It does, though. Most of the voices are a work in progress.

To allow for this, the judges’ threshold is much lower and there are far fewer contestants — the series is half as long as The Voice UK.

As a result, the over-praise is almost suffocating, with the tone set when Pixie assessed the first hopeful as “the best thing ever”.

It’s regrettable too that the one main change since the show’s move to ITV — the chairs remaining facing away from the singer if nobody turns — has been abandoned for the juniors.

This, of course, means we have those awful, unnecessary moments where the panel have to justify why they didn’t spin, which they usually fudge by falsely claiming they “made a mistake” or were “an idiot”.

With youngsters it’s even worse because the coaches have to let the rejects down even more gently, to the point that Danny found himself telling one of them: “Sometimes, if we don’t turn, don’t take it as a no.”

Some of them really don’t need encouraging, especially pretentious little madam Charlotte, 11, who already has a producer and a manager.

It also feels unsettlingly “Minipops” that the kids are belting out decades-old numbers, like Queen’s Somebody To Love by Jessica who’s too young even to remember the George Michael-fronted version at the Freddie Mercury tribute concert, let alone the original.

And by using the same template as for the grown-ups, some of the scenarios are frankly ridiculous.

So we had Ryan outlining his career ambitions: “I’ve got a paper round at the moment but it’s not what I want to be doing for the rest of my life.”

And Danny Jones asking: “How long have you been singing?”
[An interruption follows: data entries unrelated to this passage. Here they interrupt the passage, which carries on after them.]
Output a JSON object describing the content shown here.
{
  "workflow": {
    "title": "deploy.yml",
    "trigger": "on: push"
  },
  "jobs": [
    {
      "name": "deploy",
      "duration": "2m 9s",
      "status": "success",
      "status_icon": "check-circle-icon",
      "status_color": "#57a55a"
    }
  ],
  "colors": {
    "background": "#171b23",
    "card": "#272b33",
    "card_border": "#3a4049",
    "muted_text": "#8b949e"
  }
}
He’s 13, for heaven’s sake.


ITV’s eye-popping, life-affirming The Real Full Monty.

Love Island’s Kem pouring his heart out to Amber on a romantic date in a lemon grove surrounded by chickens: “When I came into the villa I said…” “COCK-A-DOODLE-DO!” “… you were my type. Every time I look at you I think…” “COCK-A-DOODLE-DO!” “… you’re unbelievable.”

Tipping Point’s question: “Which artist painted The Story of Noah and the Great Flood on the ceiling of the Sistine Chapel?” Contestant: “Banksy.”

The Chase USA: “The abbreviation SAHM refers to what kind of mothers?” “Single alcoholic mothers.”

And Springwatch’s Chris Packham on a bird of prey nest: “Wings are very important for kites.” And that’s why they pay him the big bucks.


EastEnders’ nonsensical Max Branning revenge story.

Big Brother, being thwacked in the ratings by Love Island, resorting to the barrel-scraping desperation of shoving hateful Gemma Collins, Nicola McLean and Marnie Simpson into the house as guests.

The Voice Kids host Emma Willis backstage: “This is where the next Justin Bieber has breakfast with the next Michael Buble.” (Then, for the love of God, stop them before it’s too late.)

And Great British Menu contestant Ryan Simpson, who served his starter in mini polytunnels, to rival chef Nick Deverell-Smith: “You’ve gone quite simple on the presentation, as in plates. Is there a reason for that?” Yes, it’s because food is served on plates. Get a grip.